Wiertz Sebastien - Privacy by Sebastien Wiertz (CC BY 2.0) https://flic.kr/p/ahk6nh
Canada’s Privacy Failure: My Appearance Before the Standing Committee on Access to Information, Privacy & Ethics
I appeared last week before the Standing Committee on Access to Information, Privacy & Ethics as part of the committee’s review of the Privacy Act. My opening remarks highlighted several longstanding concerns with the legislation and then turned to three broader issues: Bill C-51′s information sharing provisions, transparency reporting, and the revival of lawful access issues.
My full prepared opening remarks are posted below:
Appearance before the House of Commons Standing Committee on Access to Information, Privacy & Ethics, September 29, 2016
The controversial issue of lawful access rules, which address questions of police use of Internet subscriber information and interception capabilities at Canadian telecom companies, has long been played down by Canadian governments. When policy proposals first emerged in the early 2000s, the Liberal government focused on the anti-terrorism and anti-spam benefits. Subsequent Conservative proposals promoted the ability to combat child pornography, and most recently, cyber-bullying.
Yet when the Conservatives passed lawful access legislation in late 2014, it seemed that more than a decade of debate had delivered a typical Canadian compromise.

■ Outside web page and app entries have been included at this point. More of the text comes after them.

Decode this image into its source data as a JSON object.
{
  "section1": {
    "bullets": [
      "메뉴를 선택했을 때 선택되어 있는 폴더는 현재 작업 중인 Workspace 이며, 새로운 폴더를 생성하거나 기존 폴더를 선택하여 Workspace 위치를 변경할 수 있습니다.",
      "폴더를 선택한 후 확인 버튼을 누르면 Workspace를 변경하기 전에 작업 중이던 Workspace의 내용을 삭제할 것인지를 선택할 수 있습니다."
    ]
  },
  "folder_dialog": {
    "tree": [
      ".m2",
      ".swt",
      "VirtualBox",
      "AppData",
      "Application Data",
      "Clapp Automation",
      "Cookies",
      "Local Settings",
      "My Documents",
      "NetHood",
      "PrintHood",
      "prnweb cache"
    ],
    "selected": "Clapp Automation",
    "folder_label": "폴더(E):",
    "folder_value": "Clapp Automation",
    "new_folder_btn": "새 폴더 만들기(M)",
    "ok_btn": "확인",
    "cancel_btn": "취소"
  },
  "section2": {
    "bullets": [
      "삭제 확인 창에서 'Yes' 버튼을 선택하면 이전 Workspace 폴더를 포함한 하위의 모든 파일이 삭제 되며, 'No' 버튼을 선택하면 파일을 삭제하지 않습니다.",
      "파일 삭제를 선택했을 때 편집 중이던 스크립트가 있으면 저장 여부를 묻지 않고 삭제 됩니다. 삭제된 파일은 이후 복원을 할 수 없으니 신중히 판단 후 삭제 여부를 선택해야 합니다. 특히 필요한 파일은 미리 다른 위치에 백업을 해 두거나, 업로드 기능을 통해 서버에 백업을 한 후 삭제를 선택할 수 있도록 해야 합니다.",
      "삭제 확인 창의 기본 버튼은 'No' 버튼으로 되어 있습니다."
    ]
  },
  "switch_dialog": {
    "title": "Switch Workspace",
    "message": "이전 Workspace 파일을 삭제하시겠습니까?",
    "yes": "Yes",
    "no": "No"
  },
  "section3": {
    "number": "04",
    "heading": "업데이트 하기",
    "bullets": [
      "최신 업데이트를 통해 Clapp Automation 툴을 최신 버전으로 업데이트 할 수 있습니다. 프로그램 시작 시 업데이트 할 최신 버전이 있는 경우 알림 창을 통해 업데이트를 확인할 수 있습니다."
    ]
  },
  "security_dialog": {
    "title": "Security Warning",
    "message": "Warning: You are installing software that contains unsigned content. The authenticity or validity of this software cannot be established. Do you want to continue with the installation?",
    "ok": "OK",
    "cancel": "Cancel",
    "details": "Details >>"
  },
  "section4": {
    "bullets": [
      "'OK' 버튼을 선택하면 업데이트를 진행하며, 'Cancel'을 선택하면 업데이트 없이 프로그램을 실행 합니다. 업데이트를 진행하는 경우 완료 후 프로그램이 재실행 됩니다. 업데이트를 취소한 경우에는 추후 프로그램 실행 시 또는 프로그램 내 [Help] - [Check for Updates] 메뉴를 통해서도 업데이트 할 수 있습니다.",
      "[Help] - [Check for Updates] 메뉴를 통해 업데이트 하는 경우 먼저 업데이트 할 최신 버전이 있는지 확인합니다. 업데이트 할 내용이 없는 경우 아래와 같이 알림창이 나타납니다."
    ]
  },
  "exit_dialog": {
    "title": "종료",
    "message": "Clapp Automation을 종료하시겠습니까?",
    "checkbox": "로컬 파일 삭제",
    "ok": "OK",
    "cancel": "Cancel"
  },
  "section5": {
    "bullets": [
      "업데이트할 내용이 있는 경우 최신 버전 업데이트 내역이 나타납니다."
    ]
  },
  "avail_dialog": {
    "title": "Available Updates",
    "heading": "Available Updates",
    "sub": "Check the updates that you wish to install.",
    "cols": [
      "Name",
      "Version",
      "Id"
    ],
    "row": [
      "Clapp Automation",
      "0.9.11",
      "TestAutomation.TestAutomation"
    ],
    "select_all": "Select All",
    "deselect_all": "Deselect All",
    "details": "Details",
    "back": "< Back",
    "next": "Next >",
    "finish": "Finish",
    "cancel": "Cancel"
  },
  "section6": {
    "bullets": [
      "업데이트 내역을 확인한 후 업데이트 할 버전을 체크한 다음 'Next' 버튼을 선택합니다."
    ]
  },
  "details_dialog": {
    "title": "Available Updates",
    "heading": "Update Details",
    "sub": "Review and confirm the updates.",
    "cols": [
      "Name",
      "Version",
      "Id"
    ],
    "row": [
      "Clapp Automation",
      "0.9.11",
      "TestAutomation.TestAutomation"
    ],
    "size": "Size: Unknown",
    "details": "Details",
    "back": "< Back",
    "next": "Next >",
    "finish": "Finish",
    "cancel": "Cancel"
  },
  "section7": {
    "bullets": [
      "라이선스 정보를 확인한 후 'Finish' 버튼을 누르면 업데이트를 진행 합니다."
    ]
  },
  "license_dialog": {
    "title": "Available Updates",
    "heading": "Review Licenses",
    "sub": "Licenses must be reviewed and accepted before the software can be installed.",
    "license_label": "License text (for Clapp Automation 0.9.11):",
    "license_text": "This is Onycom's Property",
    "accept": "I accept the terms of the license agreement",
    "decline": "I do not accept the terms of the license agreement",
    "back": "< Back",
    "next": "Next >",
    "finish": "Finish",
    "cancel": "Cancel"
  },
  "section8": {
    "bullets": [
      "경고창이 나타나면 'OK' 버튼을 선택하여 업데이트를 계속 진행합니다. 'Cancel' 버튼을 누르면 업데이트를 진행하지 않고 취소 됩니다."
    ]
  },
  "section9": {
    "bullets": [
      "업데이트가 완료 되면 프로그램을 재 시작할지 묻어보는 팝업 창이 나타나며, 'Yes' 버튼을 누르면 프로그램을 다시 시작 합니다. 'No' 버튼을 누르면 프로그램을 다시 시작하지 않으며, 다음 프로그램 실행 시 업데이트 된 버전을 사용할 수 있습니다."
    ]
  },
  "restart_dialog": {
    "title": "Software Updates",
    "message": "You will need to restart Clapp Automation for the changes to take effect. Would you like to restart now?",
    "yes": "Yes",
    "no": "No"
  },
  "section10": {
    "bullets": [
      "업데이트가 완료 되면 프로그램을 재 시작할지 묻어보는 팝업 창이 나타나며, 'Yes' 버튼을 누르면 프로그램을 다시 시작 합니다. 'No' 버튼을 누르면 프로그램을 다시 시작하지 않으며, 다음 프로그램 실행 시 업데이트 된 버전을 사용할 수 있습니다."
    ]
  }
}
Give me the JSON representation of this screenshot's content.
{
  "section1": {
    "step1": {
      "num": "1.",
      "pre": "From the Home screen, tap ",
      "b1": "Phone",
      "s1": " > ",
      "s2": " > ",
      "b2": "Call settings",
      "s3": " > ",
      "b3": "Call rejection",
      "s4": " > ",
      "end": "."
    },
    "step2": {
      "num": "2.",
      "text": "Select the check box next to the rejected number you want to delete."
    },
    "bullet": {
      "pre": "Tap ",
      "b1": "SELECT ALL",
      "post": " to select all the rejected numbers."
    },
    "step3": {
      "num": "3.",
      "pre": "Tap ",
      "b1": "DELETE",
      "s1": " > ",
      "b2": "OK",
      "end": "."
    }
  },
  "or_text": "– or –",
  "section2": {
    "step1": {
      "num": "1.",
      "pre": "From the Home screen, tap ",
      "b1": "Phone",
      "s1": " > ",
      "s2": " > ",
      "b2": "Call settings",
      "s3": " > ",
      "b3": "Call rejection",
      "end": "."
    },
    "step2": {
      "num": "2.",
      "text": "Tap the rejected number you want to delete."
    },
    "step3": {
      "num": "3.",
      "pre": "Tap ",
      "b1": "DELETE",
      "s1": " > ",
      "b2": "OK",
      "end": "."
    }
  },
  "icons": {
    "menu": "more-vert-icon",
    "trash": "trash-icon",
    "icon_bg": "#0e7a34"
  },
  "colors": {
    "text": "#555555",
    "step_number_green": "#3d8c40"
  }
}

The new legislation eliminated liability concerns for Internet providers who voluntarily disclose basic subscriber information and created a series of new police powers to require preservation and access to digital data.
Notwithstanding the legislative resolution and renewed legal certainty, my new tech law column at the Globe and Mail notes that Public Safety Minister Ralph Goodale has quietly revived the lawful access debate with a public consultation that raises the prospect of new rules that would effectively scrap the 2014 compromise. Ironically, the focus this time is the public demand for amendments to Bill C-51, the Conservatives’ anti-terrorism law that sparked widespread criticism and calls for reform during last year’s election campaign.
In other words, the Canadian privacy balance is being placed at risk by a policy initiative that purports to fix privacy. Read the full column here.
Unless you’ve been offline or focused on a distorted national anthem rendition for the past week, you know that Pokémon Go has taken the world by storm with millions of people wandering around searching for virtual Pokémon characters. The game was officially released in Canada on the weekend – it started first in the U.S., Australia, and New Zealand – with millions of people already playing it.
My weekly technology law column (Toronto Star version, homepage version) notes that Pokémon Go provides a first peek at the potential of widespread use of “augmented reality”, which combines real space places such as parks or buildings with virtual characters or objects that appear on a computer or smartphone. In this case, the app uses GPS on smartphones to identify players’ physical location with the goal of collecting and training virtual Pokémon characters located there.
Three years ago this month, Edward Snowden shocked the world with a series of disclosures that revealed a myriad of U.S. government-backed surveillance programs. The Snowden revelations sparked a global debate over how to best strike the balance between privacy and security and led to demands for greater telecom transparency.
My weekly technology law column (Toronto Star version, homepage version) notes that the initial Canadian response to the surveillance debate was muted at best. Many Canadians assumed that the Snowden disclosures were largely about U.S. activities. That raised concerns about Canadian data being caught within the U.S. surveillance dragnet, but it did not necessarily implicate the Canadian government in the activities.